*** Opening Entries supplied ***
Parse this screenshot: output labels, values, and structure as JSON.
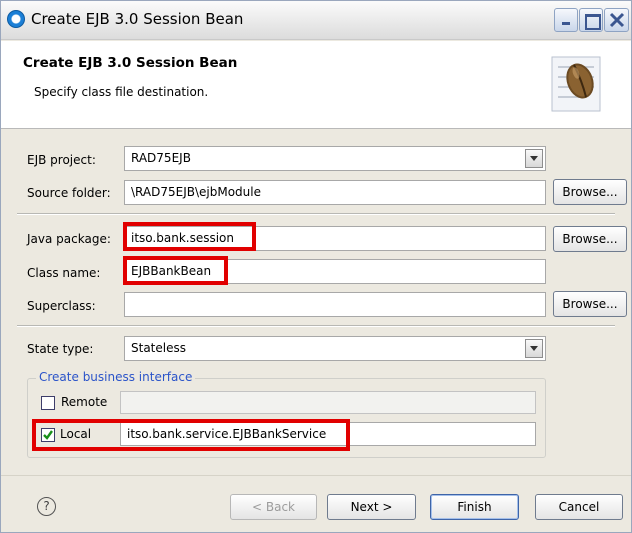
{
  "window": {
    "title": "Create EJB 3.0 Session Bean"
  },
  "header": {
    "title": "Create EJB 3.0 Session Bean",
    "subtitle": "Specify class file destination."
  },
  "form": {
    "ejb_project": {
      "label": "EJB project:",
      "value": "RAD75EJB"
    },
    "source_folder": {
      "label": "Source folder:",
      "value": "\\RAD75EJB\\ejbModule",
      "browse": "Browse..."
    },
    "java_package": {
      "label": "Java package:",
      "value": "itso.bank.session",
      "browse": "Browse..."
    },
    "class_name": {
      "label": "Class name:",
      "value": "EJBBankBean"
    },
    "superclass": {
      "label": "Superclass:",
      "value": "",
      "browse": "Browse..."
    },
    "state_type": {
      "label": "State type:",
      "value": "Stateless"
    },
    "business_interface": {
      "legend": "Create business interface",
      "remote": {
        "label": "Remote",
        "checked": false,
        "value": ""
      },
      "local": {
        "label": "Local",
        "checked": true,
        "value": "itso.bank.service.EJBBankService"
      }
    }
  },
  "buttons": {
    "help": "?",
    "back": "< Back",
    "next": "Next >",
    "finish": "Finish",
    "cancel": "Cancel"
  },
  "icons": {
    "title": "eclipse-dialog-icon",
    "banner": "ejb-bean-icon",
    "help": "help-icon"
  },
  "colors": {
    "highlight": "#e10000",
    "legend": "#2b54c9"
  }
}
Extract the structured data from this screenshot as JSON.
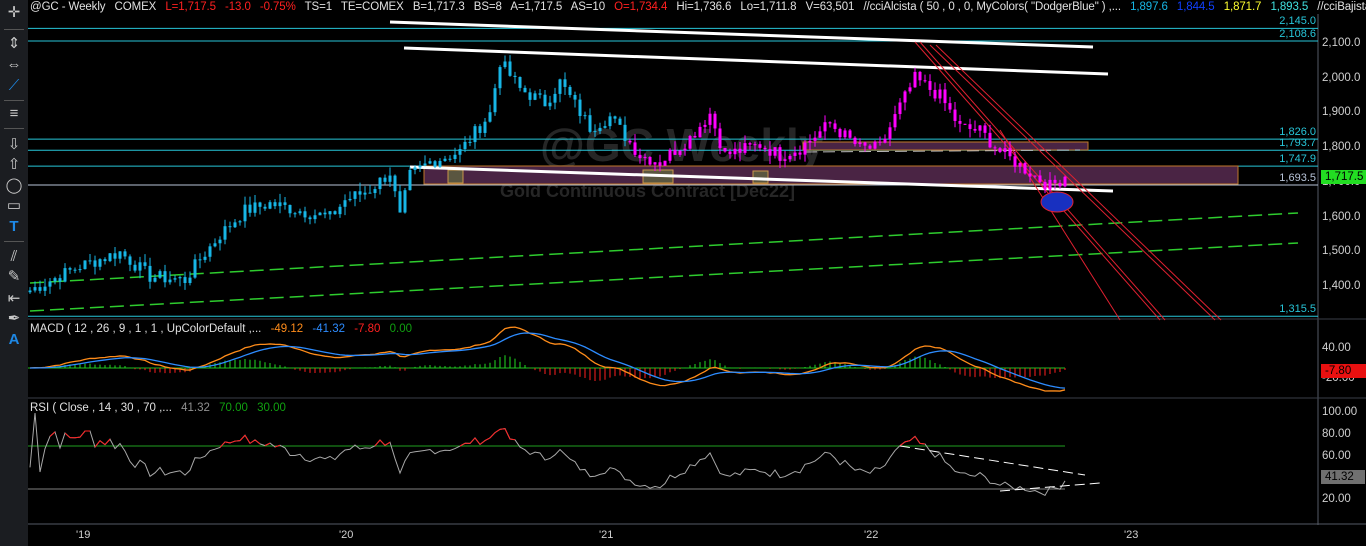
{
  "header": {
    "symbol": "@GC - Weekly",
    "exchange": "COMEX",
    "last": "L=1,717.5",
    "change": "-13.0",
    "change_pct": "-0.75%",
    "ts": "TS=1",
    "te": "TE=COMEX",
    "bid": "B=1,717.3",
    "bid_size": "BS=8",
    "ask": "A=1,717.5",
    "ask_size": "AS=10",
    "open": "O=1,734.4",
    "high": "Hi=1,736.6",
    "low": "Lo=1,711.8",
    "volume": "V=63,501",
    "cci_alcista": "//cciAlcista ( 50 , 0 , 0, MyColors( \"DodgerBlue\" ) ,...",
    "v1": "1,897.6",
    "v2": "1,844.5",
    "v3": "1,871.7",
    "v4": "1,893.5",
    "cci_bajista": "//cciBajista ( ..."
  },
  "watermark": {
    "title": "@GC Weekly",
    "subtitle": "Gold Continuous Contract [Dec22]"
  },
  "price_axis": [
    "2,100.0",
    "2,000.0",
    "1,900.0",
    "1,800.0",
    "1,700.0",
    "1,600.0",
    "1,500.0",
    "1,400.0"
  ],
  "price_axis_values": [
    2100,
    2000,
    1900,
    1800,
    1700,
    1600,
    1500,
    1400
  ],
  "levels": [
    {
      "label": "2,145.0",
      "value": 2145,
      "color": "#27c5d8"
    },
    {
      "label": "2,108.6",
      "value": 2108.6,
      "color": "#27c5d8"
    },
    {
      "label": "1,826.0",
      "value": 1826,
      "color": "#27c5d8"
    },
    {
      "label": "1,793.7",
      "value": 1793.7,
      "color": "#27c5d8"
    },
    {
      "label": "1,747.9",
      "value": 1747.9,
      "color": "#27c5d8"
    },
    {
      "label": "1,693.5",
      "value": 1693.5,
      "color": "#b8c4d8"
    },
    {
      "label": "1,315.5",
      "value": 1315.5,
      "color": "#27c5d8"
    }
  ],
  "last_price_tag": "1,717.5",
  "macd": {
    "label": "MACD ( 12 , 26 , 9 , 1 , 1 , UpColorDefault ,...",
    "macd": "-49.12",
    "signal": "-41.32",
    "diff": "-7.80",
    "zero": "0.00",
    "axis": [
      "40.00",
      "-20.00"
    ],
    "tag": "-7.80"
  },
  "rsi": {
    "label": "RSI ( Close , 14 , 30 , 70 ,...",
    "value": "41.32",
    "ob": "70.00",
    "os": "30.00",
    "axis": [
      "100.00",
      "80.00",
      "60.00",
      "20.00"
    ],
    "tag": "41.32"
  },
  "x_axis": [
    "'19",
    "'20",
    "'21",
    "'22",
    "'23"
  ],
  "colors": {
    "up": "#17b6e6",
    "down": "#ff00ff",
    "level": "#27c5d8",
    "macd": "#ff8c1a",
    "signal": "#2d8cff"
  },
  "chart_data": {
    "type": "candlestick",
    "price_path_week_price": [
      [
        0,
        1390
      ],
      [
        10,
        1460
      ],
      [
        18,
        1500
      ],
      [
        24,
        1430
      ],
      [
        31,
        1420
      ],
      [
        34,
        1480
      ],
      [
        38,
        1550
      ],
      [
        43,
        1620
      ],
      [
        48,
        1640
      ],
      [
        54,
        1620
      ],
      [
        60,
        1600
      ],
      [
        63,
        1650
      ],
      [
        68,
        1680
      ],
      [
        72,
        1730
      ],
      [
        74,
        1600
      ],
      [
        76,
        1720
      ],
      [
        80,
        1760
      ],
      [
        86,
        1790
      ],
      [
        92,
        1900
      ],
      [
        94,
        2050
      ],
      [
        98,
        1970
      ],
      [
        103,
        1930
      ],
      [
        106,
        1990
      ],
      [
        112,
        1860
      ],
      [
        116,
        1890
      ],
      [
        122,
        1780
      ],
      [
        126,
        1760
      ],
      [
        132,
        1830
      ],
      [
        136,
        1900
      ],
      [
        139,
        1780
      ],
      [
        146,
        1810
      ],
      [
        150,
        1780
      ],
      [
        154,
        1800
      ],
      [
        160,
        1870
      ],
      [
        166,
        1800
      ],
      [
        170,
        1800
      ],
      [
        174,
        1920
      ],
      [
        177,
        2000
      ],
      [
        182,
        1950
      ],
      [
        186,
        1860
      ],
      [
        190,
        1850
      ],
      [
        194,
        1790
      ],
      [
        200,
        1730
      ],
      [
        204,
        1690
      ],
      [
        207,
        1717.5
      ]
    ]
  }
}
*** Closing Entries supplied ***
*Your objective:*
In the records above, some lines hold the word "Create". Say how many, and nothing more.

*Solution for this exercise:*
3